Element data from apps and pages:
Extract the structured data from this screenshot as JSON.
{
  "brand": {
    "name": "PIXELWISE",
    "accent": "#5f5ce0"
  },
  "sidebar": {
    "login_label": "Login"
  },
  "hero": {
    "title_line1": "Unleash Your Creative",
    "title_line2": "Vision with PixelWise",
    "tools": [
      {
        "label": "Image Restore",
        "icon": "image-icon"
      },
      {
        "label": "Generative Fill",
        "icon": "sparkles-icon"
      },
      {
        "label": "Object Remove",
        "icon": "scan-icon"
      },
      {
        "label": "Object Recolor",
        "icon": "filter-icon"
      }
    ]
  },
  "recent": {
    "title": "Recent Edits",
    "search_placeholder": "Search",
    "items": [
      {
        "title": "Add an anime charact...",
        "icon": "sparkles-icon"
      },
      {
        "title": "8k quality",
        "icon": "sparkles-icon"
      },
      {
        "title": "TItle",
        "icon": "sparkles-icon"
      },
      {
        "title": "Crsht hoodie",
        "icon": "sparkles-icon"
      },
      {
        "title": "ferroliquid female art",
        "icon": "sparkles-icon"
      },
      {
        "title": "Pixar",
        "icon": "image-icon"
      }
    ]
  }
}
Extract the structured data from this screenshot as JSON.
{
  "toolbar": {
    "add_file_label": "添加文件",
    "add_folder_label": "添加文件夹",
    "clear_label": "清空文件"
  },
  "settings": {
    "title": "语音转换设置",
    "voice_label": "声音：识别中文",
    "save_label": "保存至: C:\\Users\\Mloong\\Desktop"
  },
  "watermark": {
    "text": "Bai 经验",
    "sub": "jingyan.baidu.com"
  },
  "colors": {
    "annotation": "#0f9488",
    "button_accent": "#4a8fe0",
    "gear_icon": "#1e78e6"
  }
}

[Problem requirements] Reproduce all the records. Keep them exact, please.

[Written solution]
Extract the structured data from this screenshot as JSON.
{
  "brand": {
    "name": "PIXELWISE",
    "accent": "#5f5ce0"
  },
  "sidebar": {
    "login_label": "Login"
  },
  "hero": {
    "title_line1": "Unleash Your Creative",
    "title_line2": "Vision with PixelWise",
    "tools": [
      {
        "label": "Image Restore",
        "icon": "image-icon"
      },
      {
        "label": "Generative Fill",
        "icon": "sparkles-icon"
      },
      {
        "label": "Object Remove",
        "icon": "scan-icon"
      },
      {
        "label": "Object Recolor",
        "icon": "filter-icon"
      }
    ]
  },
  "recent": {
    "title": "Recent Edits",
    "search_placeholder": "Search",
    "items": [
      {
        "title": "Add an anime charact...",
        "icon": "sparkles-icon"
      },
      {
        "title": "8k quality",
        "icon": "sparkles-icon"
      },
      {
        "title": "TItle",
        "icon": "sparkles-icon"
      },
      {
        "title": "Crsht hoodie",
        "icon": "sparkles-icon"
      },
      {
        "title": "ferroliquid female art",
        "icon": "sparkles-icon"
      },
      {
        "title": "Pixar",
        "icon": "image-icon"
      }
    ]
  }
}
Extract the structured data from this screenshot as JSON.
{
  "toolbar": {
    "add_file_label": "添加文件",
    "add_folder_label": "添加文件夹",
    "clear_label": "清空文件"
  },
  "settings": {
    "title": "语音转换设置",
    "voice_label": "声音：识别中文",
    "save_label": "保存至: C:\\Users\\Mloong\\Desktop"
  },
  "watermark": {
    "text": "Bai 经验",
    "sub": "jingyan.baidu.com"
  },
  "colors": {
    "annotation": "#0f9488",
    "button_accent": "#4a8fe0",
    "gear_icon": "#1e78e6"
  }
}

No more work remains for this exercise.